Jesse Crowe and Josh Korody have created a parallel dimension—one that resurrects the heyday of '90s rock bands that fell under the post-punk umbrella. It’s a world that isn’t starkly different from the one we live in, but has a flair from two decades past, as if they had bottled it up and set it free to float around in the present. The Toronto-based duo, known by their musical moniker Beliefs, certainly have their own style, but it—and the coming together of the two in the first place—was certainly sparked by an appreciation for acts like The Jesus and Mary Chain and Slowdive. Now, on their freshly-minted album Habitat, a nod to that era stands with their single, "1994," and its accompanying video.

The song features Jesse Crowe’s steadfast, even-toned vocals, lulling you into a somewhat eerie trance. It’s by no means a flimsy voice, but it has a certain ethereal nature to it, like a sort of preternatural croon. Crowe is featured in the foreground throughout the song's music video, as Korody plays guitar a few feet farther away from the camera, a dark blue screen as their backdrop. The film flickers and cuts into tiny, pixelated streaks of distortion, reminiscent of a VHS tape getting its reels caught in the gears of the VCR. "1994" is a groovy, moody wash of melody cascading over surreal undertones, and the two of them bop to the beat as Crowe offers tiny dance movements with gloved hands. Even in these seemingly innocuous movements, they imbue it with an uncanny feeling of the in-between space they inhabit.

Later in the album, "Half Empty" opens with a strong, percussive pattering of drums and a clash of cymbals, reminiscent of jazz openings or a trip-hop beat. “Don’t know how to tell you / But I just can’t keep my mouth shut,” Crowe sings, her voice twisting into higher octaves, once again commanding the room with her every utterance. Guitar lines are warped as they unfold across the melody, intermingling with the darker palette of electronica with which Beliefs seem to enjoy experimenting. In fact, throughout Habitat's 11 tracks, there's a noticeable trend of pared down guitars making room for a new electronic leaning, possibly nodding to Korody’s other musical pursuits where modular synths increasingly abound.

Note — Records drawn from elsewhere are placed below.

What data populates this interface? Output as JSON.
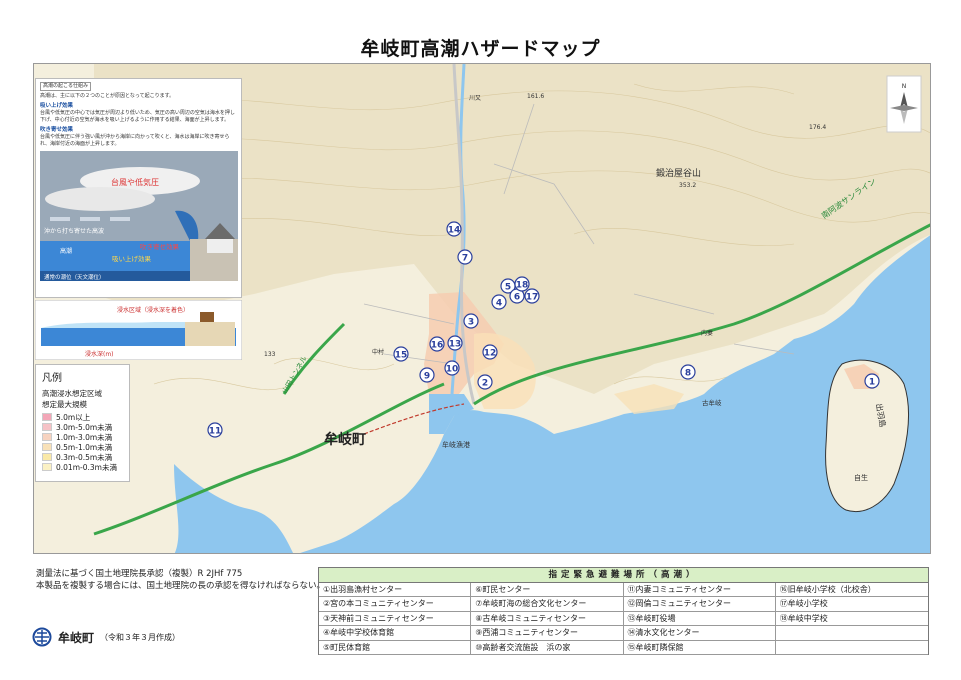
{
  "title": "牟岐町高潮ハザードマップ",
  "explain": {
    "heading": "高潮の起こる仕組み",
    "intro": "高潮は、主に以下の２つのことが原因となって起こります。",
    "suction_title": "吸い上げ効果",
    "suction_text": "台風や低気圧の中心では気圧が周辺より低いため、気圧の高い周辺の空気は海水を押し下げ、中心付近の空気が海水を吸い上げるように作用する結果、海面が上昇します。",
    "wind_title": "吹き寄せ効果",
    "wind_text": "台風や低気圧に伴う強い風が沖から海岸に向かって吹くと、海水は海岸に吹き寄せられ、海岸付近の海面が上昇します。",
    "diagram": {
      "storm_label": "台風や低気圧",
      "wave_label": "沖から打ち寄せた高波",
      "high_tide": "高潮",
      "wind_effect": "吹き寄せ効果",
      "suction_effect": "吸い上げ効果",
      "normal_tide": "通常の潮位（天文潮位）",
      "area_label": "浸水区域（浸水深を着色）",
      "depth_label": "浸水深(m)"
    }
  },
  "legend": {
    "title": "凡例",
    "subtitle1": "高潮浸水想定区域",
    "subtitle2": "想定最大規模",
    "items": [
      {
        "label": "5.0m以上",
        "color": "#f3a6b7"
      },
      {
        "label": "3.0m-5.0m未満",
        "color": "#f6c2c6"
      },
      {
        "label": "1.0m-3.0m未満",
        "color": "#f7d3c0"
      },
      {
        "label": "0.5m-1.0m未満",
        "color": "#f8e1b8"
      },
      {
        "label": "0.3m-0.5m未満",
        "color": "#fae9a8"
      },
      {
        "label": "0.01m-0.3m未満",
        "color": "#fbf1c4"
      }
    ]
  },
  "map_labels": {
    "town": "牟岐町",
    "mountain": "鍛治屋谷山",
    "mountain_elev": "353.2",
    "sunline": "南阿波サンライン",
    "fishing_port": "牟岐漁港",
    "island": "出羽島",
    "jisei": "自生",
    "furumugi": "古牟岐",
    "tunnel": "山田トンネル",
    "uchitsuma": "内妻",
    "kawamata": "川又",
    "nakamura": "中村",
    "elev_1": "161.6",
    "elev_2": "176.4",
    "elev_3": "133",
    "compass": "N"
  },
  "markers": [
    "1",
    "2",
    "3",
    "4",
    "5",
    "6",
    "7",
    "8",
    "9",
    "10",
    "11",
    "12",
    "13",
    "14",
    "15",
    "16",
    "17",
    "18"
  ],
  "copyright": {
    "line1": "測量法に基づく国土地理院長承認（複製）R 2JHf 775",
    "line2": "本製品を複製する場合には、国土地理院の長の承認を得なければならない。"
  },
  "footer": {
    "town": "牟岐町",
    "made": "（令和３年３月作成）"
  },
  "shelters": {
    "header": "指定緊急避難場所（高潮）",
    "items": [
      "①出羽島漁村センター",
      "⑥町民センター",
      "⑪内妻コミュニティセンター",
      "⑯旧牟岐小学校（北校舎）",
      "②宮の本コミュニティセンター",
      "⑦牟岐町海の総合文化センター",
      "⑫岡倫コミュニティセンター",
      "⑰牟岐小学校",
      "③天神前コミュニティセンター",
      "⑧古牟岐コミュニティセンター",
      "⑬牟岐町役場",
      "⑱牟岐中学校",
      "④牟岐中学校体育館",
      "⑨西浦コミュニティセンター",
      "⑭清水文化センター",
      "",
      "⑤町民体育館",
      "⑩高齢者交流施設　浜の家",
      "⑮牟岐町隣保館",
      ""
    ]
  },
  "colors": {
    "sea": "#8ec6ee",
    "land": "#f4efdd",
    "flood": "#f6cdb0",
    "road_green": "#3aa64a",
    "marker": "#2a3f9c"
  }
}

On "All Things Considered," the duo make good use of contrast. Fuzz and feedback open up the track, paired with vocals that are slower, more languid, and backed by a foreboding setting. But then it picks up the pace in the chorus as the beat becomes danceable and light on its feet. Moving back into the verse feels like switching the TV channel to a snowy wall of white noise.

With moves like these, Habitat is an album that’s hard to ignore. It's a compilation that leaves the world a little tilted—and for that, it’s an addicting terrain to explore.